Consider this question. (You don’t have to write an essay, but just think through what your answer might be.)
- What five things do human beings need most?
Read through Matthew 5:3-4 (either alone or as a group). As you read, look at the notes you made when you read the Beatitudes last week:
- !! for that which makes you think;
- those things you agree with, or approve of;
- those things you find difficult to believe or understand;
- ?? those things which require you to go a little bit further.
A note to help you:
In the Old Testament “the poor” has a complex meaning. Look at the way various English bible have translated Isaiah 61:1:
- KJV : The Spirit of the Lord GOD is upon me; because the LORD hath anointed me to preach good tidings unto the meek
- CEV : The Spirit of the LORD God has taken control of me! The LORD has chosen and sent me to tell the oppressed the good news
- RSV : The Spirit of the Lord GOD is upon me, because the LORD has anointed me to bring good tidings to the afflicted
- GNB : The Sovereign Lord has filled me with his Spirit. He has chosen me and sent me to bring good news to the poor
The Hebrew word is ‘anav, and the King James Bible translates it ‘meek’ thirteen times, ‘humble’ and ‘poor’ both five times, lowly twice, and once as ‘meek’.
Can you answer these questions?
- What does it mean to be ‘poor in spirit’? Write a definition.
- Read Jesus’ encounter with the rich young ruler (Luke 18:18-25). What light does it shed on the first Beatitude?
- Is there any relationship between spiritual and material poverty? How does one illuminate the other?
What do you think of this quotation:
- It is hard for us to say, ‘Yes, I am poor,’ and to say it simply, and it is even harder to say it and then leave it at that, without the rider, ‘And something has got be done about it.’ Simon Tugwell : Reflections on the Beatitudes (1980)
- Why might Jesus’s disciples be mourning?
- In what way would their mourning be comforted?
- What things do you mourn over?
- What is the effect on people and communities of refusing to mourn? Can you think of examples?
- What is the connection between mourning and repentance?
What do you think of this quotation:
- For the Christian, the starting point in… mourning is personal confession and repentance. We dare to face and own our wounds before attempting to help others, and take the beam out of our own eye first before helping to remove the speck in the other person’s eye. So mourning is the capacity to face the gap between present reality and perceived good. Robert Warren, Living Well (1998)
Simon and Garfunkel : Blessed – Sounds of Silence (1965); Paul Simon (b. 1941)
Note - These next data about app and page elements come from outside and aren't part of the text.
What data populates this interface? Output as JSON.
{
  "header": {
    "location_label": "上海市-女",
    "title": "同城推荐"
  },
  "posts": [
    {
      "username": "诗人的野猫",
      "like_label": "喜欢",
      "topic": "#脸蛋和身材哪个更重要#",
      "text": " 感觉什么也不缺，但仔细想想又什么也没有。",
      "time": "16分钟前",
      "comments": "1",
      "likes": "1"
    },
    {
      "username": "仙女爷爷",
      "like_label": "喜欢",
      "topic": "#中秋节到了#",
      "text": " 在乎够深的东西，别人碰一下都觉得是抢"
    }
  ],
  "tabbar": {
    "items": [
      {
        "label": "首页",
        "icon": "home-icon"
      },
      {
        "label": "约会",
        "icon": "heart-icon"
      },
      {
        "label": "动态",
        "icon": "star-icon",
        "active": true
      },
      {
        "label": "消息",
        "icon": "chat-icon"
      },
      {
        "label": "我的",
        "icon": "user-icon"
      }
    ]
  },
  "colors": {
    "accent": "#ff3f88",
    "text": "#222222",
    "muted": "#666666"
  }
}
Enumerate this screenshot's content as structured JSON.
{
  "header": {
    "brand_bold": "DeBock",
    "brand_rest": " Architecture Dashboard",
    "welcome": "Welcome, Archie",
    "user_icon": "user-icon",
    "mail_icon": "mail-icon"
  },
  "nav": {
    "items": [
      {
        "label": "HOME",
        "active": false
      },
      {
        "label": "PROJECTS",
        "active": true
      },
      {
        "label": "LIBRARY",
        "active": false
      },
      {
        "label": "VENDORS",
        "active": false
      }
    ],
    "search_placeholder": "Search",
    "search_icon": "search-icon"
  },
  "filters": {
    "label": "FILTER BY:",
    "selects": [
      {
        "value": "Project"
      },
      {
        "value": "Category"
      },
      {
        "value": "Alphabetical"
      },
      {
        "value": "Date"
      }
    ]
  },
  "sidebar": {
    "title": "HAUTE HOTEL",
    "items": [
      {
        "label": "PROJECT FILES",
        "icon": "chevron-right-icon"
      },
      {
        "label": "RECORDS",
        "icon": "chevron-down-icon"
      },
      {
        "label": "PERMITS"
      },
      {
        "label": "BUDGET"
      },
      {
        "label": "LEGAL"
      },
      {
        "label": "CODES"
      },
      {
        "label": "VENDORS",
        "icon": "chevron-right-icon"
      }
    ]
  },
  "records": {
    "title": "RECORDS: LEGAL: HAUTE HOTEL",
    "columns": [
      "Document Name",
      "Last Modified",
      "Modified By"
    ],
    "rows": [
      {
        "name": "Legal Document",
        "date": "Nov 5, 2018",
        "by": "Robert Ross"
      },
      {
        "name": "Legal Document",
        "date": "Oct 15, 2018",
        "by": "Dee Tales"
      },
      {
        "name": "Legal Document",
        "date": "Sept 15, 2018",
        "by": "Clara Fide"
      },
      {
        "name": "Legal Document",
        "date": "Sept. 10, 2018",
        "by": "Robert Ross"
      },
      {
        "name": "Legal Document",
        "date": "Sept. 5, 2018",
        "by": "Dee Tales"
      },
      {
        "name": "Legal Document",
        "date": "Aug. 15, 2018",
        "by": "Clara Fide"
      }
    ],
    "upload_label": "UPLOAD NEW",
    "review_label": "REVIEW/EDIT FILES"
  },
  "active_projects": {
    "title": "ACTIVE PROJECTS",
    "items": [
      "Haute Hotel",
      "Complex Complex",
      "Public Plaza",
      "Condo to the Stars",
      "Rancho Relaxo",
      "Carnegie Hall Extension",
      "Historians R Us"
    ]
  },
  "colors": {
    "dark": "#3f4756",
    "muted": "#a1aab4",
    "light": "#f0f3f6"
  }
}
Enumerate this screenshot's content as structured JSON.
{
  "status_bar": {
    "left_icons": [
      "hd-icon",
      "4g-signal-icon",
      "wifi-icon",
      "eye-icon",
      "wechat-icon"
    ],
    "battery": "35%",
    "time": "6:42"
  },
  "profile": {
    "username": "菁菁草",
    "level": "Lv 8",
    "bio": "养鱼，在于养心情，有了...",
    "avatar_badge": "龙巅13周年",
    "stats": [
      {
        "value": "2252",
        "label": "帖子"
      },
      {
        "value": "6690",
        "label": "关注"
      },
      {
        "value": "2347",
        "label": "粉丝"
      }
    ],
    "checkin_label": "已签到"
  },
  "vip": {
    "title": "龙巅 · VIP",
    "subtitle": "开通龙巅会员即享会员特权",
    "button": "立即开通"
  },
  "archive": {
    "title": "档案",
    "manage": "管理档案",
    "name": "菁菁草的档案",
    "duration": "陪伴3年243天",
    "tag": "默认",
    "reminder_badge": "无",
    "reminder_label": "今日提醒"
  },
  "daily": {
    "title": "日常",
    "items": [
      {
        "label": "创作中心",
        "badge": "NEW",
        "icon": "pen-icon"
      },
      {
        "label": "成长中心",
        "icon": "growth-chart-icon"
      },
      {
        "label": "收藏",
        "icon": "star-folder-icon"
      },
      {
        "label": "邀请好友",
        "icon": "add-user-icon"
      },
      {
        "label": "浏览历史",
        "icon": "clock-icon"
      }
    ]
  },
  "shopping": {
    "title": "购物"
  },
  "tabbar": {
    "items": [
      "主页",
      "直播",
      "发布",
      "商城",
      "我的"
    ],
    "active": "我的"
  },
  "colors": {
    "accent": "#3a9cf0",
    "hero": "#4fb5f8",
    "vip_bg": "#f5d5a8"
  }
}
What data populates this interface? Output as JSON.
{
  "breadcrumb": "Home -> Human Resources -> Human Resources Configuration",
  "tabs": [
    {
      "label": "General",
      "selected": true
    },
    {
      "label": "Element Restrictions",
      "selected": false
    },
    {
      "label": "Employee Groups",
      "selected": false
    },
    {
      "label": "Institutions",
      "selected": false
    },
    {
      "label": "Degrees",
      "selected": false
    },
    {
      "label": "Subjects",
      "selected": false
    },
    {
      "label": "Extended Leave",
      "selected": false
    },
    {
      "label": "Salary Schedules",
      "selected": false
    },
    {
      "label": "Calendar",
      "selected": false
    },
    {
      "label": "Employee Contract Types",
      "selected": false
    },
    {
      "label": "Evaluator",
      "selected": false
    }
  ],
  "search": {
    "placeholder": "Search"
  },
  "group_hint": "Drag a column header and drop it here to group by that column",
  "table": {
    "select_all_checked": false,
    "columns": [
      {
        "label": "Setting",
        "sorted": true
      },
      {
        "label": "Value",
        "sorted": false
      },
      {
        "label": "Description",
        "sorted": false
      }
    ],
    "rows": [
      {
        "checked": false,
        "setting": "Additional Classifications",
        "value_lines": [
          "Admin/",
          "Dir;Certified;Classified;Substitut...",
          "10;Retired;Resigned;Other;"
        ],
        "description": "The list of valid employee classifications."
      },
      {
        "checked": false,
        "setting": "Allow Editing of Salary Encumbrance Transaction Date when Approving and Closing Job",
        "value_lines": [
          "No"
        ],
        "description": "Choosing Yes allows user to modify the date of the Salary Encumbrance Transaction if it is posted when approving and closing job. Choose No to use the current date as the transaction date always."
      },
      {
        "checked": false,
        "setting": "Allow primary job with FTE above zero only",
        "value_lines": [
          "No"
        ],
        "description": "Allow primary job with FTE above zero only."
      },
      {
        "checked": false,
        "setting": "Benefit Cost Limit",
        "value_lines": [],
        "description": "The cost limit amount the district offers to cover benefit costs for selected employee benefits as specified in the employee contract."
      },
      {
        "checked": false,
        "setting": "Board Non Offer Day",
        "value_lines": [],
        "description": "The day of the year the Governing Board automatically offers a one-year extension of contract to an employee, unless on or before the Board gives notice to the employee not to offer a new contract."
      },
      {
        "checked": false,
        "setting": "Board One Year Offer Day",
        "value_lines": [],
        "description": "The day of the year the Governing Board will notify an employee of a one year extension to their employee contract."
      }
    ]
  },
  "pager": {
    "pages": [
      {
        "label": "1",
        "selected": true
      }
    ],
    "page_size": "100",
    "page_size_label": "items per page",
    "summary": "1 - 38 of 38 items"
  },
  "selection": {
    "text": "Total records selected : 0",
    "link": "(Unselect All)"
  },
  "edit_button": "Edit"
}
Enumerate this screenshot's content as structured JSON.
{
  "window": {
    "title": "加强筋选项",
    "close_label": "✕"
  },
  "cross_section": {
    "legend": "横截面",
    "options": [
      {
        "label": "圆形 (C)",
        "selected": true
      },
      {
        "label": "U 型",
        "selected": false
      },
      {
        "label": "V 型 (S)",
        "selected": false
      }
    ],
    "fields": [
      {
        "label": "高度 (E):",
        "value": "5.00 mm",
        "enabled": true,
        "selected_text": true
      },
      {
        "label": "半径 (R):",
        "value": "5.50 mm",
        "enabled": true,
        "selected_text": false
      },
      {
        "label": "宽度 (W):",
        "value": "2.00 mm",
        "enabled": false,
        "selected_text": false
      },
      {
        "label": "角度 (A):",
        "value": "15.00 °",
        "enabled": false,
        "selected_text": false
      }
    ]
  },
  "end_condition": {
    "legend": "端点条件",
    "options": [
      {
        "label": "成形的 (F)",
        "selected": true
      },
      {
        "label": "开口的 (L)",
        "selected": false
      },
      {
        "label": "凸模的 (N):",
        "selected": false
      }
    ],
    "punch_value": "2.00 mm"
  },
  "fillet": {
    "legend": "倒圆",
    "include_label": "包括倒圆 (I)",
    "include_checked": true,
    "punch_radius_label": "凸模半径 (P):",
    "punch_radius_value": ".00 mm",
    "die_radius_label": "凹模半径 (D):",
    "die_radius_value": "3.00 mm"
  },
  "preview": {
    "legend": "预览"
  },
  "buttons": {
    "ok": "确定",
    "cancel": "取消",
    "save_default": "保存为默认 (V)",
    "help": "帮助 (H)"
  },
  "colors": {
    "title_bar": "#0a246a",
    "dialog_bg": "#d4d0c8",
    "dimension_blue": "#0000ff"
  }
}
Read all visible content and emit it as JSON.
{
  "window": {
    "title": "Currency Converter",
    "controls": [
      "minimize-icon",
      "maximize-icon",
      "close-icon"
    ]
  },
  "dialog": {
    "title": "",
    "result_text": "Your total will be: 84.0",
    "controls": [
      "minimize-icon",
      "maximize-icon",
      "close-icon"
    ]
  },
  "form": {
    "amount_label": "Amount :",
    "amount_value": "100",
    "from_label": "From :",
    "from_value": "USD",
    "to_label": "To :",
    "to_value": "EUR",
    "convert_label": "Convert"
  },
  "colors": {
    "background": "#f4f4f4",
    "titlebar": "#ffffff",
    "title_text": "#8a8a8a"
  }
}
Simon and Garfunkel were, for many years, producers of the best selling record of all time with their final album, Bridge Over Troubled Water. Simon’s work has suffered by being if anything too familiar: it is hard to hear the original recordings as if for the first time, with fresh ears. ‘Blessed’ is from their early break-through album, recorded after the unexpected success of The Sound of Silence. Written during his stay in England (hence the reference to Soho in the first verse).
Two versions are included here. The first is the original album version, complete with jarring electric guitars and drum backing, which add to the sense of alienation and dislocation Simon conveyed by his lyrics. If that is too loud for your ears the second version, recorded live, unaccompanied except for Simon’s acoustic guitar, at a concert given by the pair in the Lincoln Center, New York City in early 1967 shows a mastery of weaving harmony lines and the precision of their performance.
What do you think of the people Simon mentions in the song? Can they be ‘blessed’ too? Are you ever able to “bless the church service which makes me nervous?”